Work required
Verbatim copy without images: repeat the records in full.

Task data

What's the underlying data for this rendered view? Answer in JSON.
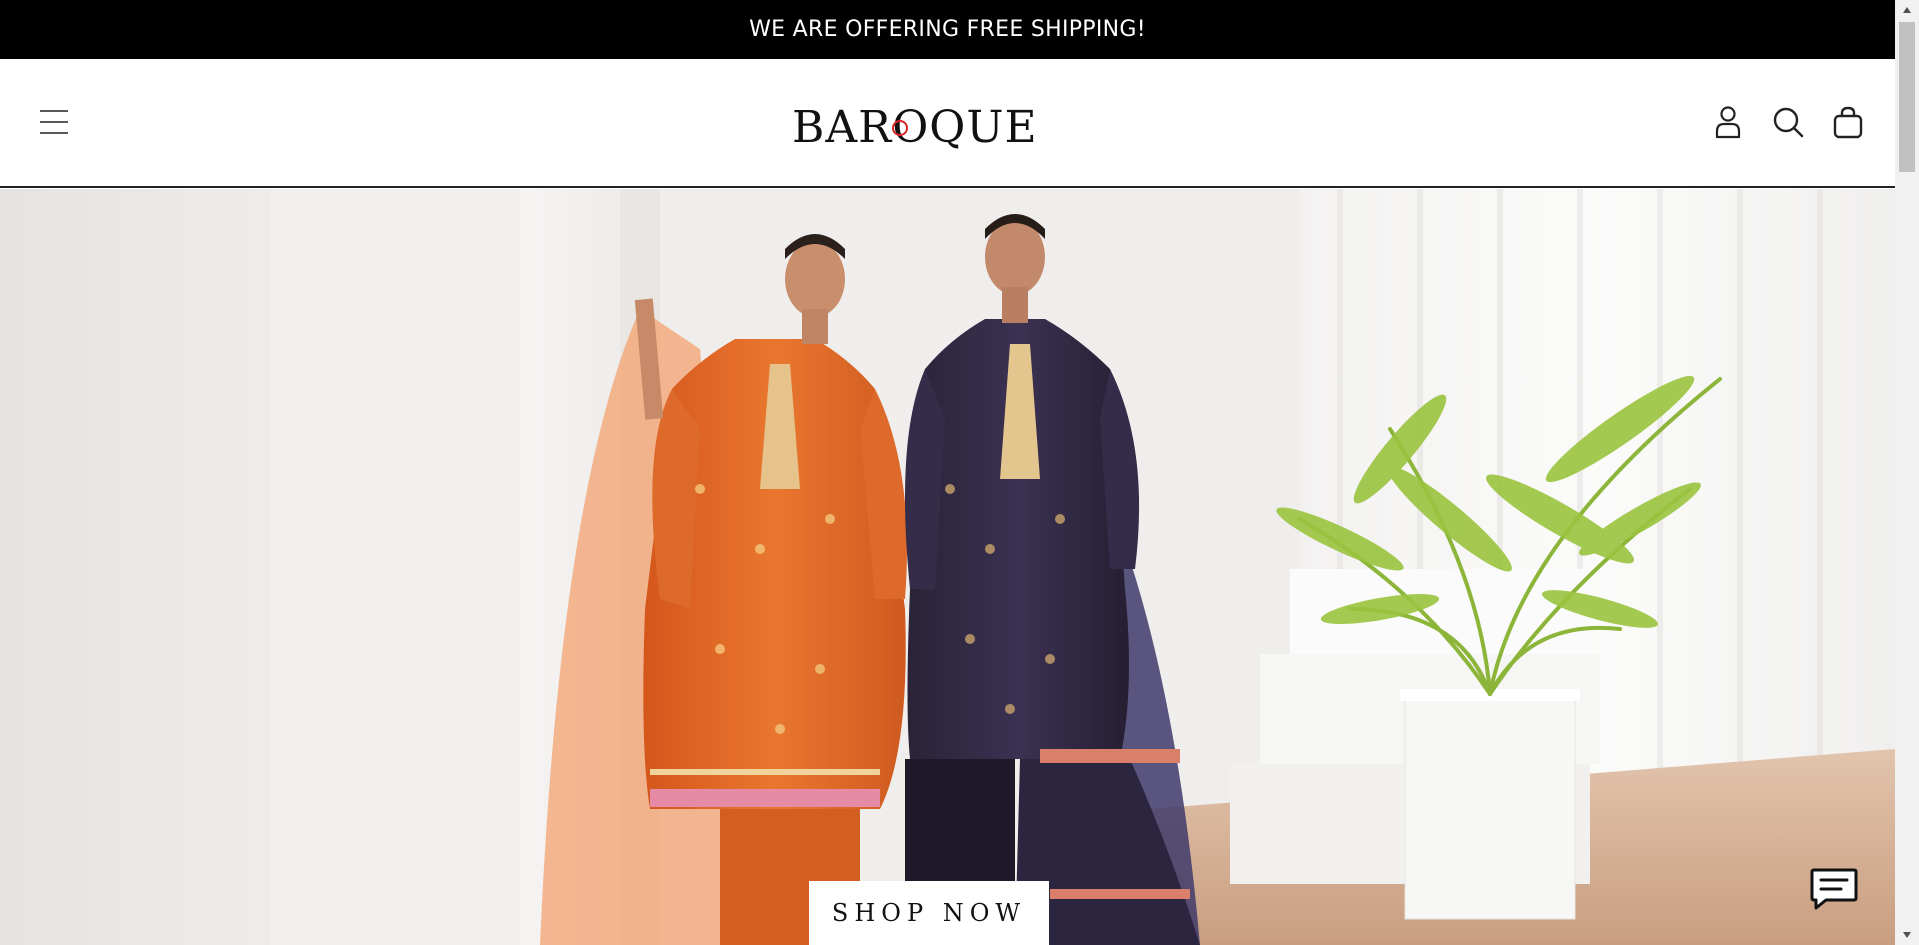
{
  "announcement": {
    "text": "WE ARE OFFERING FREE SHIPPING!"
  },
  "header": {
    "logo_text": "BAROQUE",
    "icons": [
      "menu-icon",
      "account-icon",
      "search-icon",
      "bag-icon"
    ]
  },
  "hero": {
    "cta_label": "SHOP NOW"
  },
  "chat": {
    "icon": "chat-icon"
  },
  "colors": {
    "announcement_bg": "#000000",
    "announcement_text": "#ffffff",
    "logo_accent": "#d8232a",
    "header_border": "#222222",
    "orange_outfit": "#e06a28",
    "purple_outfit": "#2e2742"
  }
}
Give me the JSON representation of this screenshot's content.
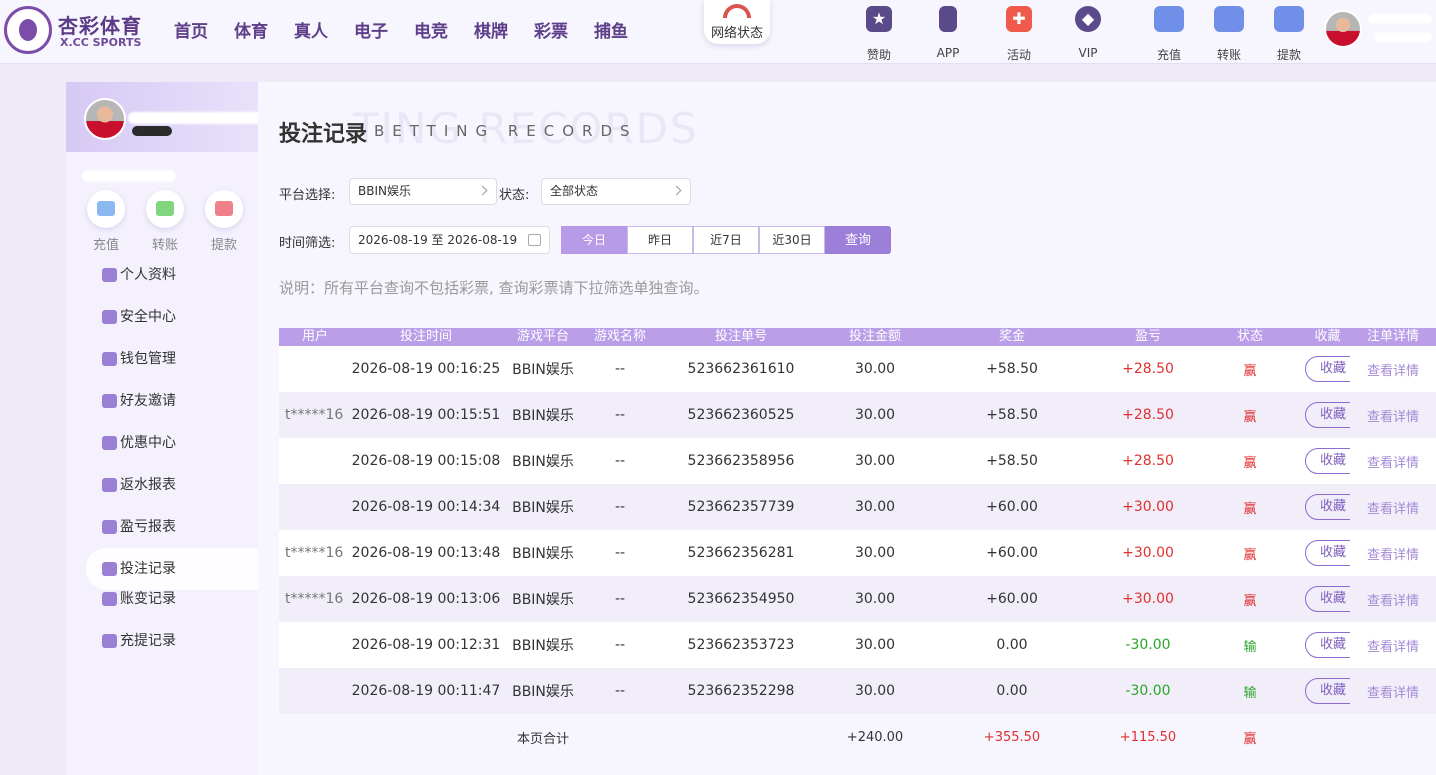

Answer to this problem
What's the underlying data for this rendered view? Answer in JSON.
{
  "announcement": {
    "text": "WE ARE OFFERING FREE SHIPPING!"
  },
  "header": {
    "logo_text": "BAROQUE",
    "icons": [
      "menu-icon",
      "account-icon",
      "search-icon",
      "bag-icon"
    ]
  },
  "hero": {
    "cta_label": "SHOP NOW"
  },
  "chat": {
    "icon": "chat-icon"
  },
  "colors": {
    "announcement_bg": "#000000",
    "announcement_text": "#ffffff",
    "logo_accent": "#d8232a",
    "header_border": "#222222",
    "orange_outfit": "#e06a28",
    "purple_outfit": "#2e2742"
  }
}
Give me the JSON representation of this screenshot's content.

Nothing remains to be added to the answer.